● BRIEF:
Copy each line of the entries that contains the word "Preço".

- - - - -

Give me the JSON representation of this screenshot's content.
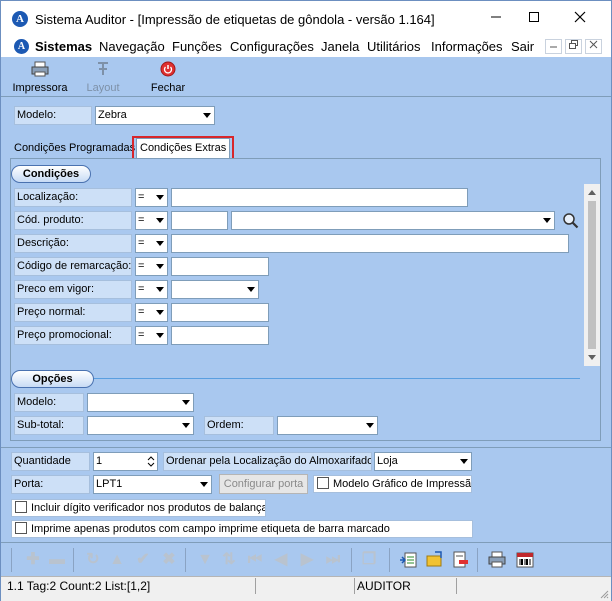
{
  "window": {
    "title": "Sistema Auditor - [Impressão de etiquetas de gôndola - versão 1.164]",
    "logo_letter": "A"
  },
  "menu": {
    "items": [
      "Sistemas",
      "Navegação",
      "Funções",
      "Configurações",
      "Janela",
      "Utilitários",
      "Informações",
      "Sair"
    ]
  },
  "toolbar": {
    "printer_label": "Impressora",
    "layout_label": "Layout",
    "close_label": "Fechar"
  },
  "modelo": {
    "label": "Modelo:",
    "value": "Zebra"
  },
  "tabs": {
    "programmed": "Condições Programadas",
    "extras": "Condições Extras"
  },
  "conditions": {
    "group_title": "Condições",
    "rows": [
      {
        "label": "Localização:",
        "op": "="
      },
      {
        "label": "Cód. produto:",
        "op": "="
      },
      {
        "label": "Descrição:",
        "op": "="
      },
      {
        "label": "Código de remarcação:",
        "op": "="
      },
      {
        "label": "Preco em vigor:",
        "op": "="
      },
      {
        "label": "Preço normal:",
        "op": "="
      },
      {
        "label": "Preço promocional:",
        "op": "="
      }
    ]
  },
  "options": {
    "group_title": "Opções",
    "modelo_label": "Modelo:",
    "subtotal_label": "Sub-total:",
    "ordem_label": "Ordem:"
  },
  "bottom": {
    "quantidade_label": "Quantidade",
    "quantidade_value": "1",
    "ordenar_label": "Ordenar pela Localização do Almoxarifado:",
    "ordenar_value": "Loja",
    "porta_label": "Porta:",
    "porta_value": "LPT1",
    "config_porta_button": "Configurar porta",
    "modelo_grafico_label": "Modelo Gráfico de Impressão",
    "incluir_digito_label": "Incluir dígito verificador nos produtos de balança",
    "imprime_apenas_label": "Imprime apenas produtos com campo imprime etiqueta de barra marcado"
  },
  "status": {
    "info": "1.1 Tag:2 Count:2 List:[1,2]",
    "user": "AUDITOR"
  },
  "colors": {
    "background": "#a9c8ef",
    "highlight_border": "#d8262b",
    "accent": "#1c59b3"
  }
}
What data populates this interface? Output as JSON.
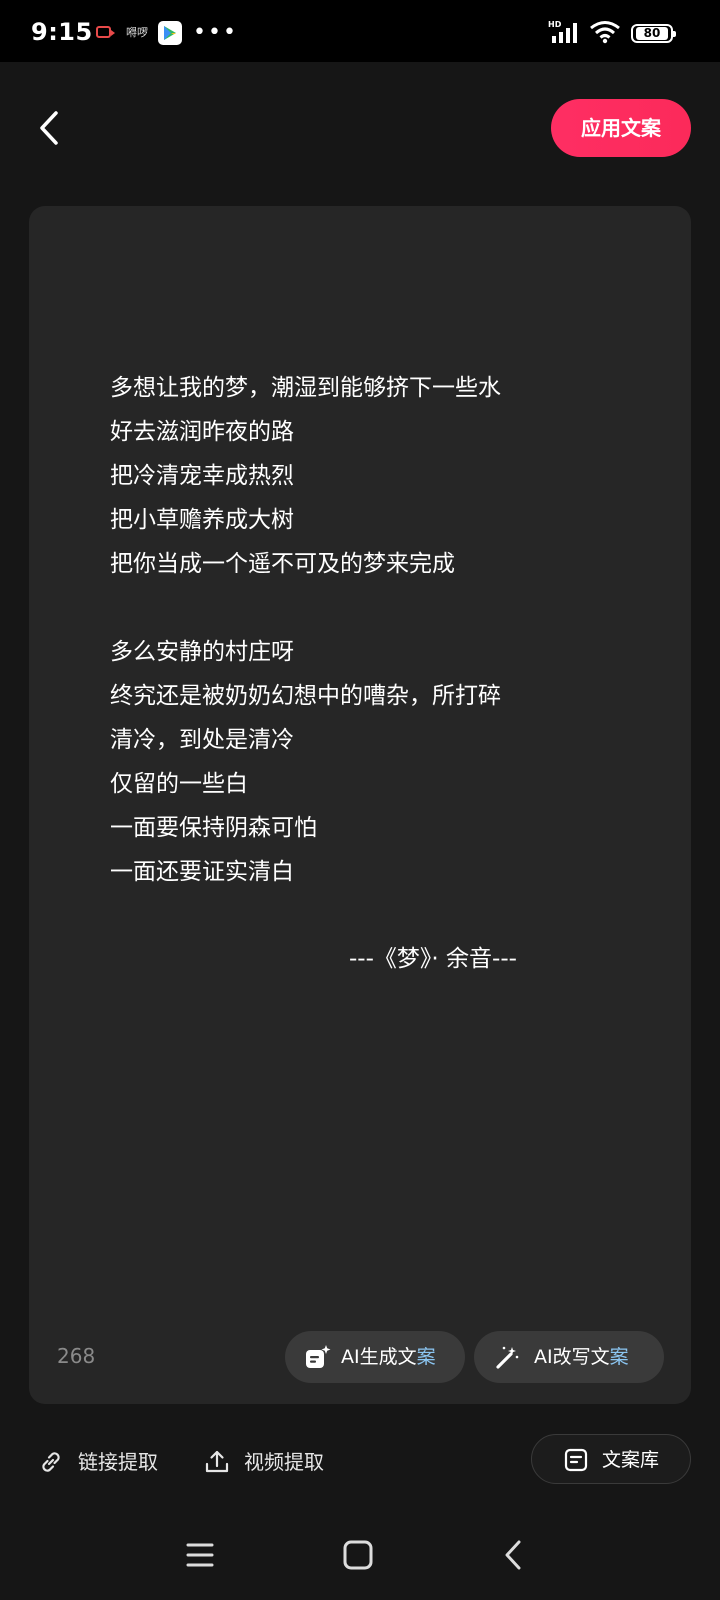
{
  "status_bar": {
    "time": "9:15",
    "app_label": "嘚啰",
    "dots": "•••",
    "network": "HD",
    "battery": "80"
  },
  "header": {
    "apply_button": "应用文案"
  },
  "poem": {
    "lines": [
      "多想让我的梦，潮湿到能够挤下一些水",
      "好去滋润昨夜的路",
      "把冷清宠幸成热烈",
      "把小草赡养成大树",
      "把你当成一个遥不可及的梦来完成",
      "",
      "多么安静的村庄呀",
      "终究还是被奶奶幻想中的嘈杂，所打碎",
      "清冷，到处是清冷",
      "仅留的一些白",
      "一面要保持阴森可怕",
      "一面还要证实清白"
    ],
    "signature": "---《梦》· 余音---"
  },
  "editor": {
    "char_count": "268",
    "ai_generate_main": "AI生成文",
    "ai_generate_accent": "案",
    "ai_rewrite_main": "AI改写文",
    "ai_rewrite_accent": "案"
  },
  "bottom_tools": {
    "link_extract": "链接提取",
    "video_extract": "视频提取",
    "library": "文案库"
  },
  "colors": {
    "accent": "#fe2e63",
    "background": "#161616",
    "card": "#262626"
  },
  "icons": [
    "back-icon",
    "ai-generate-icon",
    "magic-wand-icon",
    "link-icon",
    "upload-icon",
    "document-icon",
    "menu-icon",
    "home-icon",
    "nav-back-icon"
  ]
}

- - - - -

● ANSWER SECTION:
        "label": "Preço normal:",
        "label": "Preço promocional:",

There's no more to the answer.